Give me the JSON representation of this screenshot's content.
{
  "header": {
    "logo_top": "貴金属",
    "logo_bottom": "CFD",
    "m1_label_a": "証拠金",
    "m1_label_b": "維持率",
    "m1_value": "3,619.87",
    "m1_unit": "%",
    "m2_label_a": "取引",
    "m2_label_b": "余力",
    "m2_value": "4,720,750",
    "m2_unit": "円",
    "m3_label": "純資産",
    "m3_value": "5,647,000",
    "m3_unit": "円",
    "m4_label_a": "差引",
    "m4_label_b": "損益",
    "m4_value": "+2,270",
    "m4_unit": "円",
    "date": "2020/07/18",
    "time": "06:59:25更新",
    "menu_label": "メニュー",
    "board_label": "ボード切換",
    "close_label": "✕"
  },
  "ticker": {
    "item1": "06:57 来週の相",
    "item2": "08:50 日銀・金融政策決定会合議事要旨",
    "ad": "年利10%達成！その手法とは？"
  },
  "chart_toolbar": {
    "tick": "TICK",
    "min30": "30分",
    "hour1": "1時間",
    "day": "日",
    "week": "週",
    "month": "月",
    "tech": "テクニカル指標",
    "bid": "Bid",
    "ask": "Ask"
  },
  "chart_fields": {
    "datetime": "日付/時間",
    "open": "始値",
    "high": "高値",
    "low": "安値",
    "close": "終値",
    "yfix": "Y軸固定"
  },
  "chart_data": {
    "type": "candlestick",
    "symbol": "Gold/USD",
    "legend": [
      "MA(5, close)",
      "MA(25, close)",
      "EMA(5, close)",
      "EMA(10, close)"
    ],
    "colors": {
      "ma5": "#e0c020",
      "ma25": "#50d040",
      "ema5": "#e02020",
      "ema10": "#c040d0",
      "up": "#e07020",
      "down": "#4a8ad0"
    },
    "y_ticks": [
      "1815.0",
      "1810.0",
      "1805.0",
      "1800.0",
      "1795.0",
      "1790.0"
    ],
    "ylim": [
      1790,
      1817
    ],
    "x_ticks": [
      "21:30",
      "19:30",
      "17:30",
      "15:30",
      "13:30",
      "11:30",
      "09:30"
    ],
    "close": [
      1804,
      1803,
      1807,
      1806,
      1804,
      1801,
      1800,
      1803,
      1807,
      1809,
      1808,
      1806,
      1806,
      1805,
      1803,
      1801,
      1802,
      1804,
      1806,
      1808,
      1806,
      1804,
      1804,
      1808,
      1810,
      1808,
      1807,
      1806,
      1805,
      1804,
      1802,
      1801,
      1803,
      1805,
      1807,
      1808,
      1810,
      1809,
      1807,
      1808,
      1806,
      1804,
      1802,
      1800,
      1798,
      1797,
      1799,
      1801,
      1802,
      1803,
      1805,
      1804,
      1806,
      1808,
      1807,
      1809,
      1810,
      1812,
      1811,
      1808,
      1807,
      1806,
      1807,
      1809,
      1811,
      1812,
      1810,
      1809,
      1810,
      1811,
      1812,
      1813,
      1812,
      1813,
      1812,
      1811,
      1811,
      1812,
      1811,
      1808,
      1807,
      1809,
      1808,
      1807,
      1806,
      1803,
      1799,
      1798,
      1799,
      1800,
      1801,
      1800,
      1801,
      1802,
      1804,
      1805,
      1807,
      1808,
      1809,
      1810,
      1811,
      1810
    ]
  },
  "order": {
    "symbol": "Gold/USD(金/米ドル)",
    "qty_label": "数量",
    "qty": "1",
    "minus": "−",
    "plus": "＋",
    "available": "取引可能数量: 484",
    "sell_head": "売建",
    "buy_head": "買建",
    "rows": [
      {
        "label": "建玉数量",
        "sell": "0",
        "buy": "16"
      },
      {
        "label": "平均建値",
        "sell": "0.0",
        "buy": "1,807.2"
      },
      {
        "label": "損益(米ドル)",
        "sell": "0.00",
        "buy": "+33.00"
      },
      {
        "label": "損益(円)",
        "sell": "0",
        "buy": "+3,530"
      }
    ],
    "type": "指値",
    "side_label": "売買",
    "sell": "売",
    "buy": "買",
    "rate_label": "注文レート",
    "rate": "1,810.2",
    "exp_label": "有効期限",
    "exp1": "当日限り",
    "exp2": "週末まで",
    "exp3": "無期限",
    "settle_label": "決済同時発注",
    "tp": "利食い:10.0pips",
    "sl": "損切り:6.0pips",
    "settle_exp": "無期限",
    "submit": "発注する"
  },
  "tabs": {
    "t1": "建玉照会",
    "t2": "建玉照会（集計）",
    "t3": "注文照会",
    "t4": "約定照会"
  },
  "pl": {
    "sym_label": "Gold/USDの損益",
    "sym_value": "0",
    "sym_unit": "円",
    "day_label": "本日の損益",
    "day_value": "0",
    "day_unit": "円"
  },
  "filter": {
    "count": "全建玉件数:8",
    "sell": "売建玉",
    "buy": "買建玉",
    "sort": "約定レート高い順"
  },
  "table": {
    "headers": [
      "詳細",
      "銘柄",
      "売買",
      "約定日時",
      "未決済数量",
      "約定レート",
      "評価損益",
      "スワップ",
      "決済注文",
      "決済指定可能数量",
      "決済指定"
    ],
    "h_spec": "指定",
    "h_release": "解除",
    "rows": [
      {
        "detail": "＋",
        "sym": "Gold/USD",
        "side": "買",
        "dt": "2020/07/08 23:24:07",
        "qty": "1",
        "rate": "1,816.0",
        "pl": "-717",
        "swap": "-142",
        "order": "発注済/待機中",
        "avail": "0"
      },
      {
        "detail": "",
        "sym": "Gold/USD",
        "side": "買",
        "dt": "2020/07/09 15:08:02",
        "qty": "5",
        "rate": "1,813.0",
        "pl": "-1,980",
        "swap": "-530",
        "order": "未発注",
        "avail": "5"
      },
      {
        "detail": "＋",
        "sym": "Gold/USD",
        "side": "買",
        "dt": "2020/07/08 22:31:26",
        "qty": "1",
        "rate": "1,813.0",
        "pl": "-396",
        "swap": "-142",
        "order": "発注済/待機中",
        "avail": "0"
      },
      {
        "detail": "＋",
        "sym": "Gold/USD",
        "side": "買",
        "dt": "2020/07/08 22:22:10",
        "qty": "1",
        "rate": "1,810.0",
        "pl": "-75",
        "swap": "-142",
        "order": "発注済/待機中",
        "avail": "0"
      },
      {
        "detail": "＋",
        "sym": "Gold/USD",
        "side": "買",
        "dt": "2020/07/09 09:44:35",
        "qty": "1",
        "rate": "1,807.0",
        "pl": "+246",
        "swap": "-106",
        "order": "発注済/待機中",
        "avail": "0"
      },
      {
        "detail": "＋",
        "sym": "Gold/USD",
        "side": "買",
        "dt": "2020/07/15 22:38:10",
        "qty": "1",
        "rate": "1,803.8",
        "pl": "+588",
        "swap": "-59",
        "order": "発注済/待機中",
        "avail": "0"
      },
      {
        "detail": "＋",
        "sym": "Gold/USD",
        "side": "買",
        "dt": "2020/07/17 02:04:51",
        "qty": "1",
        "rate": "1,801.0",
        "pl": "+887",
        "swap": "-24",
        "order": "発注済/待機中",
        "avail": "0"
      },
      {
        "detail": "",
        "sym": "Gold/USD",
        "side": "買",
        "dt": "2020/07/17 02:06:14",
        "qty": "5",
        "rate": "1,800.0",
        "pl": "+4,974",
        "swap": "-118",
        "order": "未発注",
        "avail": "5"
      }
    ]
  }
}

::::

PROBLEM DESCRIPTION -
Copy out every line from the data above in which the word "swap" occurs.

WRITTEN ANSWER -
        "swap": "-142",
        "swap": "-530",
        "swap": "-142",
        "swap": "-142",
        "swap": "-106",
        "swap": "-59",
        "swap": "-24",
        "swap": "-118",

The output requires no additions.